Given such exacting standards - and the financial consequences of failure - Rogers' discomfort during the influenza outbreak at the end of 1995 can be imagined. At one point, some 37% of the workforce were off sick.
Workers were flown in from factories overseas, the management team abandoned their desks in favour of the factory floor and the evening shift started working through until 3am instead of finishing at 11:50pm. The number of seats built ahead of the assembly lines reached alarmingly low levels, reveals Rogers, 'but we kept going'.
The customer is king: in the event of a quality problem, the factory must get an engineer line-side within one hour - and the journey alone to either Rover or Honda takes half an hour. Workers' employment contracts stipulate that overtime, when necessary, is mandatory - a requirement that generally, explains Rogers, means everyone must work the overtime: 'Thanks to the nature of the factory, it's all or nothing.'
The tightly-engineered nature of the factory quickly explains the allusion: a slick and ergonomically-tuned assembly line along which seats flow at a pace that would do credit to a Japanese factory. It comes as little surprise, therefore, that Bertrand Faure's presence at Stanford in the Vale actually stems from the recommendation of Honda's Japanese seat supplier, a company that licenses the French multinational's seat designs and evidently holds its manufacturing prowess in some esteem.

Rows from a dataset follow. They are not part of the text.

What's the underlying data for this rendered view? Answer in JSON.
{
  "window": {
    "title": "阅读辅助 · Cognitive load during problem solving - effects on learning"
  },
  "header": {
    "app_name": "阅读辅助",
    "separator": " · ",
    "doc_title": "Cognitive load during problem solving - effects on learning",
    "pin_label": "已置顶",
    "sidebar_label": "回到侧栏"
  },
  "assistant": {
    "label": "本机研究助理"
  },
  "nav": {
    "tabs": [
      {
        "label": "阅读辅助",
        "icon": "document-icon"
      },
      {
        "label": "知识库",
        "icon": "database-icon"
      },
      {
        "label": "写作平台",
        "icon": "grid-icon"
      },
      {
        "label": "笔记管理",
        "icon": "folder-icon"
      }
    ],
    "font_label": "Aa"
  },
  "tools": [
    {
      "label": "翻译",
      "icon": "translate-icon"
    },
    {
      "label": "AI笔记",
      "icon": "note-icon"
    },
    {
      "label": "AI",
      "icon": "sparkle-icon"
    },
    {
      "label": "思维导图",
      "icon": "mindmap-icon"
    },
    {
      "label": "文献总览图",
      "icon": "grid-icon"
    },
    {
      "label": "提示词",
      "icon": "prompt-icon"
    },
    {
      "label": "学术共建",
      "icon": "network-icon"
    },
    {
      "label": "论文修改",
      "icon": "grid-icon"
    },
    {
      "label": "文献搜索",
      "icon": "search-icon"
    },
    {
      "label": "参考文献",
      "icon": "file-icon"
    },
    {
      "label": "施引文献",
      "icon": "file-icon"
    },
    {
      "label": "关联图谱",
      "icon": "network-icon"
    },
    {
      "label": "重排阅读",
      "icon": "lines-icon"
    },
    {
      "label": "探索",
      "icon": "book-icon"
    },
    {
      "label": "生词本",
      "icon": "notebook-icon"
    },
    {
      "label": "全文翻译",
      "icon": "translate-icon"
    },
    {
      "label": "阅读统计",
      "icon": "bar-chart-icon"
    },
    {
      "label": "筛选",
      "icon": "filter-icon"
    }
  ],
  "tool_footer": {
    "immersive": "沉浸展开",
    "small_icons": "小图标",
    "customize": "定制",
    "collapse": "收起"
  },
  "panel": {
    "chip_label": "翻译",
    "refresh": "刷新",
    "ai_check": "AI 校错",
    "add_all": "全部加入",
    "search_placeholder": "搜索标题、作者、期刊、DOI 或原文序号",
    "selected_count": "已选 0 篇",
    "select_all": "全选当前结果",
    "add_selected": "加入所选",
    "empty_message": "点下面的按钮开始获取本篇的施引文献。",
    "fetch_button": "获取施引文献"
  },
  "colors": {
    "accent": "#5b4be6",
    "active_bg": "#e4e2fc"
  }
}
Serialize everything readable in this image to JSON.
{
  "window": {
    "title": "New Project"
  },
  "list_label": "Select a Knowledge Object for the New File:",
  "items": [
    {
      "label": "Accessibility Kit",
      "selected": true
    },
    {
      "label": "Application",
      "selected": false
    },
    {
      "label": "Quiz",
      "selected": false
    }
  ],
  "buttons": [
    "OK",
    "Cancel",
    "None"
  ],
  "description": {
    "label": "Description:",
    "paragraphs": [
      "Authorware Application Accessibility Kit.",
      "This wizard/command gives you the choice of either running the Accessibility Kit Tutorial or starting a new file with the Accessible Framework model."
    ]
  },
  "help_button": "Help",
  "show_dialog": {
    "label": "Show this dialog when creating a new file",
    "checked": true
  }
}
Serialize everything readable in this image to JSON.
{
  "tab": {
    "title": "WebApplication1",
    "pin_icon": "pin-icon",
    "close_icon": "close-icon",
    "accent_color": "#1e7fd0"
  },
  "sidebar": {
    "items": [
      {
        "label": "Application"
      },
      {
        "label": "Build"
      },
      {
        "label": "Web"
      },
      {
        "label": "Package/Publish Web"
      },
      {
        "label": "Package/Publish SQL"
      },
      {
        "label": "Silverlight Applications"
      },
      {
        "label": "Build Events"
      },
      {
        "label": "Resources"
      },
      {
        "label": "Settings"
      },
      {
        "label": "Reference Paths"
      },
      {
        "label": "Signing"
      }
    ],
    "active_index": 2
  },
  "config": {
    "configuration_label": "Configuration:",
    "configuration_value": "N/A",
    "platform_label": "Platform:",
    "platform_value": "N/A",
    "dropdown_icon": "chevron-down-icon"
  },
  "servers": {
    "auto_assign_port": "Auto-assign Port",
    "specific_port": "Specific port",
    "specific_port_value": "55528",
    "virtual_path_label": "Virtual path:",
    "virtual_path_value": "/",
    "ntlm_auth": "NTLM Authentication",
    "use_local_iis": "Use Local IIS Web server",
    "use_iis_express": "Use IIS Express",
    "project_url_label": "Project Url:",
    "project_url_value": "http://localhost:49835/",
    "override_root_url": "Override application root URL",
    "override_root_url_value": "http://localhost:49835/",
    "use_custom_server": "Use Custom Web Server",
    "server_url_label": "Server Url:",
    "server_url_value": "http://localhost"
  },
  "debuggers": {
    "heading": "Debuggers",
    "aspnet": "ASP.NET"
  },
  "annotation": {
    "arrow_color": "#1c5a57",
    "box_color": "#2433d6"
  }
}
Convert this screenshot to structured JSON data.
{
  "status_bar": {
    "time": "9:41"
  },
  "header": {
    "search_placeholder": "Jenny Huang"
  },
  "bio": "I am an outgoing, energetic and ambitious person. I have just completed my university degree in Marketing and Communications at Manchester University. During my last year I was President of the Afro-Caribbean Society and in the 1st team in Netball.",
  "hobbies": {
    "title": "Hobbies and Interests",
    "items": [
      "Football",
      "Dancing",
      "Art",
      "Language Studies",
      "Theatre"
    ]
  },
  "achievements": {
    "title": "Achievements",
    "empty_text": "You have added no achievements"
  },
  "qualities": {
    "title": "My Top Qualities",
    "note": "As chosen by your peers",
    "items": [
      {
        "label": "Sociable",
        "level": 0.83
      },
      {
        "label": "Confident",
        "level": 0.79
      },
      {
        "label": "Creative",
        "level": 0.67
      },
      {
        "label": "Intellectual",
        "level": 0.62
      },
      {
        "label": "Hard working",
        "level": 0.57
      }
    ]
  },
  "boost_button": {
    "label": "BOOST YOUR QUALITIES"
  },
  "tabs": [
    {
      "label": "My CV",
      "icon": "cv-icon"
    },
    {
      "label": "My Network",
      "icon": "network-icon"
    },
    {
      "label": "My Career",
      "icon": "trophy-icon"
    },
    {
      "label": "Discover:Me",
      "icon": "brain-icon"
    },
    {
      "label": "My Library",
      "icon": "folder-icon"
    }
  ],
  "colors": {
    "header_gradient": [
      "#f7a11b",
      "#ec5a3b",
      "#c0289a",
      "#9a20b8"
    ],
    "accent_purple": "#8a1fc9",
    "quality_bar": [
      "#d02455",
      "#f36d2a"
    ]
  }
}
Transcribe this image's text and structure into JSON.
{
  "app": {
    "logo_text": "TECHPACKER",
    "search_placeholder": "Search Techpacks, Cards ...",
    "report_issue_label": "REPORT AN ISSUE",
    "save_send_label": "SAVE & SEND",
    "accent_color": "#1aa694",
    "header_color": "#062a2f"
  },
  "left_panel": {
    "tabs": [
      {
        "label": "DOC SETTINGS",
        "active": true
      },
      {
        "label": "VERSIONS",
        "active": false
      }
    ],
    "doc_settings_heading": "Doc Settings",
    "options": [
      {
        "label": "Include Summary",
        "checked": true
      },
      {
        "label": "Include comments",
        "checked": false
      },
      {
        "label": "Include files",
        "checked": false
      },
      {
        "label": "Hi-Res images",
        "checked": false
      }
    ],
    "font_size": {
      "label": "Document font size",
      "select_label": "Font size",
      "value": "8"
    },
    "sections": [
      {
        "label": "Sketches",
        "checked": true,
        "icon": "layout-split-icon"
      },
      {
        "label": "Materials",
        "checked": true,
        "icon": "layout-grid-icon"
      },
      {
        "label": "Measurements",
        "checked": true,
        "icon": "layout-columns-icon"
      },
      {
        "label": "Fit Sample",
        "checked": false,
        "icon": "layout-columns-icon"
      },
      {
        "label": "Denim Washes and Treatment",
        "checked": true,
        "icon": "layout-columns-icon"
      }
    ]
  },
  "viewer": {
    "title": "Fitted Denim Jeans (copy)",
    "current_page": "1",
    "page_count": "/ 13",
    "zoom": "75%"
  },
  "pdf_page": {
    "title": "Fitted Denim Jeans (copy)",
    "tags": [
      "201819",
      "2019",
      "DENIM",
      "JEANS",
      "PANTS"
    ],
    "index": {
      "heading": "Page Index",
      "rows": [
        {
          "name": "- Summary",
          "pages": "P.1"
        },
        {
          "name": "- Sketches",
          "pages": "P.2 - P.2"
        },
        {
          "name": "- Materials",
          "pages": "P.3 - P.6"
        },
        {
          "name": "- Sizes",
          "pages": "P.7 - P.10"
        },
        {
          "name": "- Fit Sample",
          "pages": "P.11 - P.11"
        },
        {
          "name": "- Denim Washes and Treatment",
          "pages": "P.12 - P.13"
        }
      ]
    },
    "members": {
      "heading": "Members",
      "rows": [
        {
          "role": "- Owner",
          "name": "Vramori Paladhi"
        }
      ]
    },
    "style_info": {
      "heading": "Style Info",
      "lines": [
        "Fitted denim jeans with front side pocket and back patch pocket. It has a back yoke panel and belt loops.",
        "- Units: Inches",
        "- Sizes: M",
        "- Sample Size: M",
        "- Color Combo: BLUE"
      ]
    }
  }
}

Bertrand Faure Seating
Activity: Vehicle seat manufacture
Task: Supply of seats on a Just-in-Time basis, to two of Europe's most demanding customers
Size: 300 employees
Outstanding Features: Customer-responsiveness, capacity flexibility, ergonomically-tuned assembly lines, logistics
Sponsor: Siemens Nixdorf
Europe's leading computer manufacturer, Siemens Nixdorf is also a major supplier in the manufacturing sector. The Product Data Management Solutions Group within Siemens Business Services provides a range of services for the manufacturing sector, including the provision of company-wide PDM and ERP solutions, enabling manufacturers to dramatically shorten time from product design to availability.